What to do
Look through the entries that follow and return each line that has the string "true".

Information shown
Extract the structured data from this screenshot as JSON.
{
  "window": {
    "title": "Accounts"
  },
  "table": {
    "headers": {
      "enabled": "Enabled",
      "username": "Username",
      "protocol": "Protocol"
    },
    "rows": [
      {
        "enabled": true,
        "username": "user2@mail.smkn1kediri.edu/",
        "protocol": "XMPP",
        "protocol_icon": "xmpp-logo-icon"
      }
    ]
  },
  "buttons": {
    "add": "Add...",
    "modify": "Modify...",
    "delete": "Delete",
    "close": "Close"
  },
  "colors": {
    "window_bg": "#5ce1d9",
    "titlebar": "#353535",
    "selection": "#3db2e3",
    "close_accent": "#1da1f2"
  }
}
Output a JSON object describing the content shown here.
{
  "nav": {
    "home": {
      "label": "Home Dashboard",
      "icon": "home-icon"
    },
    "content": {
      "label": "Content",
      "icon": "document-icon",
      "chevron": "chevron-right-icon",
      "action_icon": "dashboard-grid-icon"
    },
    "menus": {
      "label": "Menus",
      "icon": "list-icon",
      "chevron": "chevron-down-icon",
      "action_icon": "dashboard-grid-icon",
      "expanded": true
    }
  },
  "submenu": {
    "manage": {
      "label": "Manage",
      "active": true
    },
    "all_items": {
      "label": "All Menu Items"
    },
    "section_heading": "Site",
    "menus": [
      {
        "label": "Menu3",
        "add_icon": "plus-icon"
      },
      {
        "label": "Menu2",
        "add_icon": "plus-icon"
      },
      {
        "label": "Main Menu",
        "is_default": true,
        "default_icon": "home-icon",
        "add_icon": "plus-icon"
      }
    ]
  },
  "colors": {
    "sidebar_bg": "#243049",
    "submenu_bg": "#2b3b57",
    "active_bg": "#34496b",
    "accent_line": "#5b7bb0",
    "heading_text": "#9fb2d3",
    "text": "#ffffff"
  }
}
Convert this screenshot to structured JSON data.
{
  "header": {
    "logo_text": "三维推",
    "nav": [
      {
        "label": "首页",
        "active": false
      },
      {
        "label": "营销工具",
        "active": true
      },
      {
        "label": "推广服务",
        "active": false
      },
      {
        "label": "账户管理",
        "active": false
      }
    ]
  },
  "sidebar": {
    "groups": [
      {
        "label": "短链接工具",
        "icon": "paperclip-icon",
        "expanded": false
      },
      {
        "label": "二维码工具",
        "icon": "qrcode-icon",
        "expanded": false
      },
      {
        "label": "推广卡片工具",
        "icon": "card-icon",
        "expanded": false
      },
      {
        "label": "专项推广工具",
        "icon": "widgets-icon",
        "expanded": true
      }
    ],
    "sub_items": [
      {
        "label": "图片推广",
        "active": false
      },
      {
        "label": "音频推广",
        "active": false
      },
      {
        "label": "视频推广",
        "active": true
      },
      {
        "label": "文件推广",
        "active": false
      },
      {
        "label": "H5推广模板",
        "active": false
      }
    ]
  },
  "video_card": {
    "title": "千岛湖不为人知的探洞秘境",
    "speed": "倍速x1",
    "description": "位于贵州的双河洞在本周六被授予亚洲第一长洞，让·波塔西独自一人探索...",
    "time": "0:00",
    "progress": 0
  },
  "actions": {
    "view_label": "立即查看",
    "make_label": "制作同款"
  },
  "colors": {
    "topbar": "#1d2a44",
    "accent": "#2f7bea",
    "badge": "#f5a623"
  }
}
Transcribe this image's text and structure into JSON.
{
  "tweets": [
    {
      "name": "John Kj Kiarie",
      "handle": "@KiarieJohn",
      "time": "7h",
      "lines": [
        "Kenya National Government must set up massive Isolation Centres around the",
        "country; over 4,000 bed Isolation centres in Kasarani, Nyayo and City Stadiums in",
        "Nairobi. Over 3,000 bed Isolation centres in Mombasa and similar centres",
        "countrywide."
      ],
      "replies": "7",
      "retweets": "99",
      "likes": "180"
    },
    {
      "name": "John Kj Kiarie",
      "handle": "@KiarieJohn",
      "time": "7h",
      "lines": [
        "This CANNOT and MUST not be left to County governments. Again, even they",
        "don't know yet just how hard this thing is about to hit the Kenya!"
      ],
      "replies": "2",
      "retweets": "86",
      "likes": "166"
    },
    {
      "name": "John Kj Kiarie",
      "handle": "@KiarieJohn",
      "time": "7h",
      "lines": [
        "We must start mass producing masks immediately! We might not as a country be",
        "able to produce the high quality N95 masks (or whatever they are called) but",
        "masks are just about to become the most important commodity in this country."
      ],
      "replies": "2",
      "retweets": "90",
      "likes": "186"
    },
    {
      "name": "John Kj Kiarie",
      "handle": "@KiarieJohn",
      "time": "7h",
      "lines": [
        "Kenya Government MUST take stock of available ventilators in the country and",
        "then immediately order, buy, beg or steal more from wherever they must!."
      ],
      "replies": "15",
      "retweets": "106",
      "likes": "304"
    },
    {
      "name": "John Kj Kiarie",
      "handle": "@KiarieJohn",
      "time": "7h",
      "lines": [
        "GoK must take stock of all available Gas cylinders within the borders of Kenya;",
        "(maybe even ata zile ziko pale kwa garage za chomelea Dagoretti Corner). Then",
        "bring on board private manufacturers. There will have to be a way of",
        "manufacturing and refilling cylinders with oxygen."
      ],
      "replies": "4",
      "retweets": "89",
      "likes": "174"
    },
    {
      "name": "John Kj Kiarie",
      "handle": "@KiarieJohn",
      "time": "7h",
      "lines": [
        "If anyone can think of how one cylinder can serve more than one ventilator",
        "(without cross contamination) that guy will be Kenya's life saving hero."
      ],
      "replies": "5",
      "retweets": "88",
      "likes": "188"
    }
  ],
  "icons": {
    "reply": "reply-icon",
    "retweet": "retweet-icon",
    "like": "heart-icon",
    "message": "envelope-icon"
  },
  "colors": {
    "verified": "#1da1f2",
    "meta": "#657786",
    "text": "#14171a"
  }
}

Task result
        "enabled": true,
      "expanded": true
      "active": true
        "is_default": true,
        "active": true
        "expanded": true
        "active": true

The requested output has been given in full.